September 13, 2017 12:15 PM, EDT
ATA Revives Finance Council, Adds Staff to TMC

American Trucking Associations has hired tax attorney Jennifer Wieroniey to help revive its dormant National Accounting & Finance Council, an organization that once fielded a staff of 10 and was a potent voice on matters of interest to trucking finance officers, tax specialists and staff dedicated to credit and collections issues.

John Lynch, ATA’s senior vice president of federation relations and industry affairs, said the goal is to restore NAFC’s status as a stand-alone group with its own membership and dues structure, similar to the way the Technology & Maintenance Council and the Safety Management Council & Transportation Security Council operate within the Arlington, Va.-based trade association.

“NAFC was so influential,” Lynch said in an interview with Transport Topics on Sept. 12. “We want to bring back that expertise and for NAFC to be a resource for policymaking and advocacy on issues, such as tax reform and trade.”

In a separate move, TMC filled two key positions as it prepares to host its fall meeting in Orlando, Fla., Sept. 16-21.

Industry veteran and former ATA executive Jack Legler has joined TMC as technical director. Rachel Graber Akpotu, a graduate of Indiana University with a master’s degree in journalism, is the new information manager.

Legler succeeds TMC’s longtime technical director, Robert Braswell, who was promoted to executive director after the departure of Carl Kirk earlier this year. Akpotu succeeds Marsh Galloway, who retired from TMC in February.

Wieroniey, a native of College Park, Md., and graduate of the Thomas R. Kline School of Law at Drexel University in Philadelphia, worked in the corporate finance department at Merrill Lynch before joining ATA in August.

She has since published the first edition of a new quarterly newsletter and is working to increase the number of advisory board members and re-establishing study groups on issues that include taxation, credit and collections, financial relations, accounting principles, risk management and information technology.

“We want to create a platform for people to talk to each other,” Wieroniey said.

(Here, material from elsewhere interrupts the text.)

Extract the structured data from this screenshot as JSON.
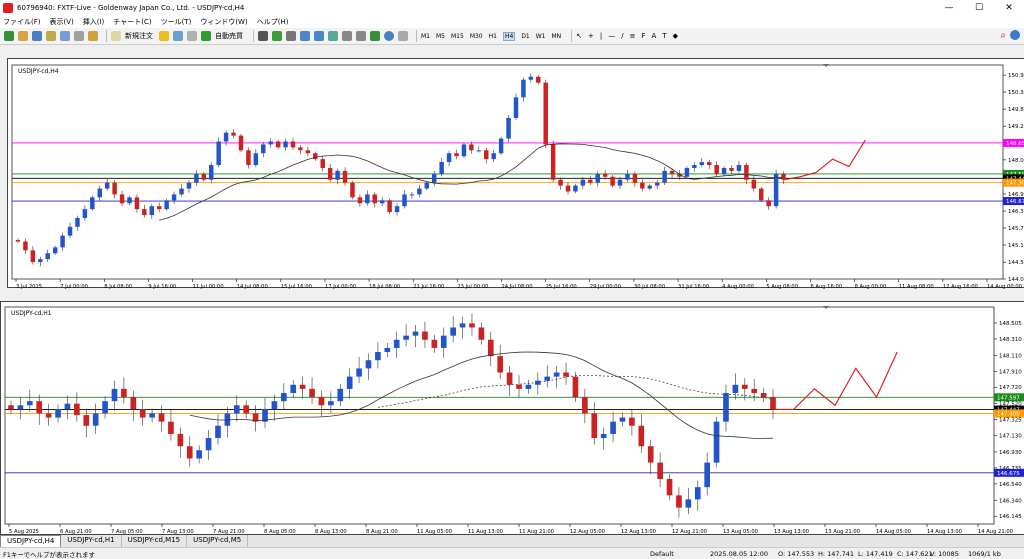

That could be a microsite on the ATA website, a regular series of webinars and a separate annual meeting in the late spring or early summer in 2018.

NAFC will offer educational sessions at ATA’s Management Conference & Exhibition next month in Orlando.

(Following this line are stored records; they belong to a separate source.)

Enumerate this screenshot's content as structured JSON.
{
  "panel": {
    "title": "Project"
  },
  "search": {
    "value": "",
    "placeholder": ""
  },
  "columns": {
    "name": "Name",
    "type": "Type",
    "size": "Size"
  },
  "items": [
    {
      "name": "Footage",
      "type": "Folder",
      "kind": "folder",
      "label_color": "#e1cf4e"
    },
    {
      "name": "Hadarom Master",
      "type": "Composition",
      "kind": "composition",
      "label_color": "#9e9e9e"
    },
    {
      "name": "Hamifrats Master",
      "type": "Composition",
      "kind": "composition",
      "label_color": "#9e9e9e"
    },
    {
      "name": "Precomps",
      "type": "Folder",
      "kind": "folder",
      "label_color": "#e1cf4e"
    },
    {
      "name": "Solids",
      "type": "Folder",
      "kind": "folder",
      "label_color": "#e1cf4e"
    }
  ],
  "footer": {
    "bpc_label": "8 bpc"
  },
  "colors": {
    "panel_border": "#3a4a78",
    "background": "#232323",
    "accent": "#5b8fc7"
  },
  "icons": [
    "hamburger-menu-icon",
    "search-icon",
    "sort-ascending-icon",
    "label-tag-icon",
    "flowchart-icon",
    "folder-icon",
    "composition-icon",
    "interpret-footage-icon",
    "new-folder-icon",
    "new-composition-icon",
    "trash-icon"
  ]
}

TMC’s Braswell said the addition of Legler will bring “a wealth of experience” to the group’s primary mission of developing and improving recommended practices for spec’ing and the proper maintenance of commercial vehicles and related equipment and electronic systems.

“This is a chance to use all my expertise and leave a legacy,” Legler said of the opportunity to work at TMC.

As a youngster in Pittsburgh, Legler said he got his first taste of trucking by working alongside his father, Cyril, a machinist who specialized in rebuilding diesel engines. His first paid job, however, was analyzing cargo claims for an insurance agency that later became a major contractor for the newly established National Highway Traffic Safety Administration.

Legler filed at least 12,000 reports on crashes involving trucks during his time at Corroon & Black, an insurance agency that became part of the London-based Willis Corroon Group in the 1990s.

After that, Legler set up self-insurance groups for a variety of transportation-related groups and worked with a waste management trade organization to establish the first industrywide performance standards. In 2001, Legler joined ATA and headed up Highway Watch, anti-terrorism organization.

Akpotu, who has experience working as a television production assistant and newspaper reporter in Indiana and Kentucky, said her duties at TMC will include production of the Trailblazer, a quarterly magazine, along with a monthly newsletter. She also wants to use the internet and social media to tell stories of the people in the industry.

“I love storytelling and writing,” Akpotu said.